Equity means addressing the root causes of discrimination and oppression by prioritizing those most in need. It requires shifting perspectives and practices such as equitable talent screening, hiring practices and workplace standards – but most importantly – prioritizing those most in need.
Diversity, equity and inclusion can often be confused as synonymous terms; however it’s essential to keep them separate as each has different elements and applications. Diversity refers to any presence of differences such as race, ethnicity, gender, sexual orientation religion socioeconomic status (dis)ability etc. within any setting while equality focuses more on equal access of resources and opportunities across populations than diversity does itself.
Example: if one child can easily see over a fence while another struggles, this represents diversity. Equity refers to providing all people access to resources and opportunities regardless of individual abilities.
equality is a form of diversity which involves treating everyone equally regardless of their differences. By contrast, inclusion involves supporting all employees so they have an equal voice when contributing their thoughts and ideas in ways relevant to them. Companies can build inclusive cultures by doing this.
Diversity, equity and inclusion may seem interchangeable but each word carries with it specific connotations. Diversity refers to all the unique attributes we all share while inclusion refers to making sure each person feels valued and accepted for who they are despite differences. Equity refers to distributing resources based on need while equality refers to providing equal opportunities regardless of difference.

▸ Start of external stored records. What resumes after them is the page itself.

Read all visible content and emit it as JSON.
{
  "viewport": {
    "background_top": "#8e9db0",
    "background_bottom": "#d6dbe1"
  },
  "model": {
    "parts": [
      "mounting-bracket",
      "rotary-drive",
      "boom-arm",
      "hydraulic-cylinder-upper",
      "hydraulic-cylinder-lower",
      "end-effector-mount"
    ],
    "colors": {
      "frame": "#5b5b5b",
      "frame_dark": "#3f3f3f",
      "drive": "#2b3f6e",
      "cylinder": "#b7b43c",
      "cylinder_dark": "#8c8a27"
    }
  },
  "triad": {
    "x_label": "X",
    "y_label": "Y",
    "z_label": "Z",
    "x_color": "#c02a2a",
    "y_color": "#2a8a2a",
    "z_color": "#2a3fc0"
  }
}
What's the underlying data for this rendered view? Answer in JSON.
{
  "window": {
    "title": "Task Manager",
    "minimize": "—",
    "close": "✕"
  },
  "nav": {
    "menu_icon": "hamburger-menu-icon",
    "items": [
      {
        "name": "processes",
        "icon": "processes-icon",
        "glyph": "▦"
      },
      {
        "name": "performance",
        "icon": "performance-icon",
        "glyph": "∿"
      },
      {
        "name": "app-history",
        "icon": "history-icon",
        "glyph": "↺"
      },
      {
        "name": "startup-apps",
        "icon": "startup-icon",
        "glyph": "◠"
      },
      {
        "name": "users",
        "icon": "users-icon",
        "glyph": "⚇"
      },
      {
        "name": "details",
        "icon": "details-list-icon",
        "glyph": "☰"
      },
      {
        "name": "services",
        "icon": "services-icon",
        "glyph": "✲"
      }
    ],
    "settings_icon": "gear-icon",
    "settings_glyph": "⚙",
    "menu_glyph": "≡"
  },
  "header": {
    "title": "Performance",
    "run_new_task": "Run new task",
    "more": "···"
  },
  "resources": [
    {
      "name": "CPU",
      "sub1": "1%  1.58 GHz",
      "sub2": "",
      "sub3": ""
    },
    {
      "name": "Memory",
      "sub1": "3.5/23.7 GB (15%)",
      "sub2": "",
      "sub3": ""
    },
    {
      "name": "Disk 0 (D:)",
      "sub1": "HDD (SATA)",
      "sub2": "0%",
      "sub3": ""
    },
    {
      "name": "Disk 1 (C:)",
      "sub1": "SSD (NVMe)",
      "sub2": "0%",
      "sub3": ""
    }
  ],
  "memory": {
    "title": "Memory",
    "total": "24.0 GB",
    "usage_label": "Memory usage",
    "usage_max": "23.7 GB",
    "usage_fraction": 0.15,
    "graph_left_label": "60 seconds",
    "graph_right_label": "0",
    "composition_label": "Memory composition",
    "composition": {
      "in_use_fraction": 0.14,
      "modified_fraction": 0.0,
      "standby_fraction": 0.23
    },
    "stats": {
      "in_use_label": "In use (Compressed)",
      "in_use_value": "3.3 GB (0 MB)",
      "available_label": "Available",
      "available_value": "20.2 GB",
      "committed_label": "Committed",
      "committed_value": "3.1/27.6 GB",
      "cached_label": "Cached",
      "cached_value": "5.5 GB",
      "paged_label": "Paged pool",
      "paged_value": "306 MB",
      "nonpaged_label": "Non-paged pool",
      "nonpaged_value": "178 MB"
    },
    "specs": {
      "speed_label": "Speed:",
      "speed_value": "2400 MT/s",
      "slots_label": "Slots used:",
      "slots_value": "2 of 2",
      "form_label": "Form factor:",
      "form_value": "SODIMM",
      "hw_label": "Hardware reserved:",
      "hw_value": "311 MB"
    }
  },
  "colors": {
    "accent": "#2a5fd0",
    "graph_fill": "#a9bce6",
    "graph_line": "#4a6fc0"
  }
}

Establishing an inclusive workplace can be a difficult challenge for business leaders. But companies that invest in DEI will reap great benefits: firstly, by being able to attract and retain more diverse workforce members who can lead to improved innovation and increased productivity; additionally, DEI may reduce employee turnover costs which saves companies considerable sums of money.
Equity exists to ensure that every person can realize their full potential regardless of background or circumstances. In the workplace, this means providing access to training, mentorship and advancement opportunities and equipping employees with all of the tools necessary for their success. In addition, equity involves addressing unconscious biases which form subconsciously among people without them realizing it and preventing microaggressions that target certain groups based on these stereotypings or microaggressions (negative actions directed against someone based on these biases).
DEI allows businesses to foster an environment in which all team members have an opportunity to be their best selves and bring unique perspectives to the table. This leads to better decision-making – which is crucial in today’s complex and competitive business environment – as well as creating more customer-centric approaches that increase sales and profits.
Even with all of the advantages that Diversity, Equity and Inclusion (DEI) brings, many organizations still face difficulty being fully inclusive. But there is good news in that there is an ongoing movement within business to be more inclusive and celebrate diversity – evidenced by more women holding leadership positions as well as greater representation on corporate boards; moreover companies that prioritize diversity tend to outperform those that don’t prioritize it.